Consideration of intersectional issues in the policy space can be challenging due to the siloed nature of departments and division of expertise. One such discussion are the dual global risks of climate change and modern slavery. Evidence has been growing in the academic and advocacy spheres that the two issues are interlinked, and some work has begun within the policy space – particularly in the European Union with the development of the new Directive on Corporate Sustainability Due Diligence. In our research project funded by the Modern Slavery Policy and Evidence Centre, researchers at the University of Nottingham explored the unique context of how to bring together governance actors from across the UK and the departmental divide to address both modern slavery and climate change simultaneously. Here, I reflect upon some of the core policy the lessons learned throughout this process as the lead academic working on this project. 

Engaging with non-elite policy actors 

Much of the engagement with governance actors we had were with experts within departments rather than engaging with ‘elite interviewing’ with senior policymakers. As a result, policymakers were open to consenting to being recorded despite their status often as civil servants (and thus being publicly impartial). The openness to engaging with the research in this way, I believe, speaks to the importance and value many of the participant policymakers felt about the topic and why it should be considered within policy spaces.
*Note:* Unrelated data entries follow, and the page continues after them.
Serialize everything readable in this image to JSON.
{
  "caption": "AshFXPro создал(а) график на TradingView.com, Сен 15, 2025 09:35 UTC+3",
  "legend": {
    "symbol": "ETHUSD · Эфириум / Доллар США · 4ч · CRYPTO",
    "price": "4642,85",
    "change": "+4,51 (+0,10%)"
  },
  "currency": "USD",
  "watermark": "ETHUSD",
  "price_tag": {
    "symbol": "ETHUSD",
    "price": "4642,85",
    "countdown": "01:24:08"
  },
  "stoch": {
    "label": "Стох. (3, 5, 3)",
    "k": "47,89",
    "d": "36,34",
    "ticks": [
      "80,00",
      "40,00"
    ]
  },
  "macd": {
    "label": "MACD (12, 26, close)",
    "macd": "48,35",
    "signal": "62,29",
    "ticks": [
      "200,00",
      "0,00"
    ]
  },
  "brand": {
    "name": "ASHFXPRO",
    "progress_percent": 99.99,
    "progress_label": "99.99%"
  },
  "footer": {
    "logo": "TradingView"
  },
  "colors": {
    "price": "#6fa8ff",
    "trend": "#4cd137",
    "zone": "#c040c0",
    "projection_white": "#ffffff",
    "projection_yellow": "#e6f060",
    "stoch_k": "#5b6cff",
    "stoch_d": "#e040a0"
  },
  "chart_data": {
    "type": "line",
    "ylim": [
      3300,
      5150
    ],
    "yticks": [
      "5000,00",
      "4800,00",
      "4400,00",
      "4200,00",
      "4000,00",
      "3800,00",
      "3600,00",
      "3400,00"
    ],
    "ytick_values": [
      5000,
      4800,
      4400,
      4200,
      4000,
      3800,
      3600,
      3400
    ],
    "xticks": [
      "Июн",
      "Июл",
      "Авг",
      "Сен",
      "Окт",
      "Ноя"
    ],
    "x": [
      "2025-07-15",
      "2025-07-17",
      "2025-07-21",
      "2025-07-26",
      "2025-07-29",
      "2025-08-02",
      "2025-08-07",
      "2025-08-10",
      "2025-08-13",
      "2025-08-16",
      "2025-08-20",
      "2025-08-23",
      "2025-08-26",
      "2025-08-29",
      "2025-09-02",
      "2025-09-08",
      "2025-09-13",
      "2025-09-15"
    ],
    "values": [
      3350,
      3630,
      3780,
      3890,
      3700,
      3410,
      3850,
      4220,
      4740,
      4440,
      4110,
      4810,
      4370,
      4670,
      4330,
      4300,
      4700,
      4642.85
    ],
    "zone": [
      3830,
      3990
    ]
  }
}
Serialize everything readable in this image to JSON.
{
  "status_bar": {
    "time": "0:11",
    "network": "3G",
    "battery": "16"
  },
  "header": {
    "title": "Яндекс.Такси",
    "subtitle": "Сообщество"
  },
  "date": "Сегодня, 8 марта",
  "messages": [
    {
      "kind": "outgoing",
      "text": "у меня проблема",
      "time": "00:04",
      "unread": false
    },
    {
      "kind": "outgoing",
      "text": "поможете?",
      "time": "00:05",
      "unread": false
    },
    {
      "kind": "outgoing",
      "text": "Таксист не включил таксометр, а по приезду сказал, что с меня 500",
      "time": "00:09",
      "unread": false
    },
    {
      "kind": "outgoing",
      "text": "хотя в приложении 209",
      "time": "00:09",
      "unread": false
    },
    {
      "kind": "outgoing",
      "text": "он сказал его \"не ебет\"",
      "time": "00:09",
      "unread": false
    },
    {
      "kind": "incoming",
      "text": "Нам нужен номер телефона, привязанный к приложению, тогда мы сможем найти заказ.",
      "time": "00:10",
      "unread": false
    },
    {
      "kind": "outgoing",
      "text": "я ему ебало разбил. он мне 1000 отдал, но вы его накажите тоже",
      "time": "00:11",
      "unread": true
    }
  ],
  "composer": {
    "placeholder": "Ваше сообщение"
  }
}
It is possible that stating we would not record the interviews that took place could have meant more involvement with policymakers but did not appear to prevent contributors from sharing their expertise and experiences.  

Making useful recommendations 

The provision of clear, targeted, and actionable recommendations is preferable for governance actors to advocate for combined action on modern slavery and climate change – but this is applicable to any issue. For example, where possible, recommendations should be tailored and allocated to specific governance actors and departments to gain traction with the right people. Another element that was raised in this area was prioritisation was deemed by policymakers that we engaged with was important. As part of our research project, this was also a way to make recommendations accessible to the climate change policymakers as we followed established precedent using terminology from the UK Climate Change Risk Assessment reports coding for priority in a way that was familiar to a cohort of policymakers new to the topic of modern slavery. 

Timing of recommendations

Recommendations are often seen as the outcome of a research project but something that we reflected upon and included was a constructive discussion with policymakers themselves to increase specificity, identify additional targeted departments/groups, and sense check the feasibility of suggestions. Recommendations remained however part of our final outputs from the research, but upon reflection when working in the governance space on a complex intersectional issue (in our case modern slavery and climate change), we would suggest that recommendations should be considered at the mid-stage of a research project and then tailored further as further evidence becomes known. 

The future of policy impact

Overall, engagement with policymakers from diverse departmental backgrounds can prove challenging but building and working with policymakers to identify useful actions can lead to fruitful outcomes. Often researchers aim for legislative change as evidence of meaningful impact from research. However, engagement with policymakers itself is a form of impact in and of itself that should be encouraged as opening doors to new ideas – particularly in an intersectional research area – is often a valuable outcome in traditionally siloed spaces.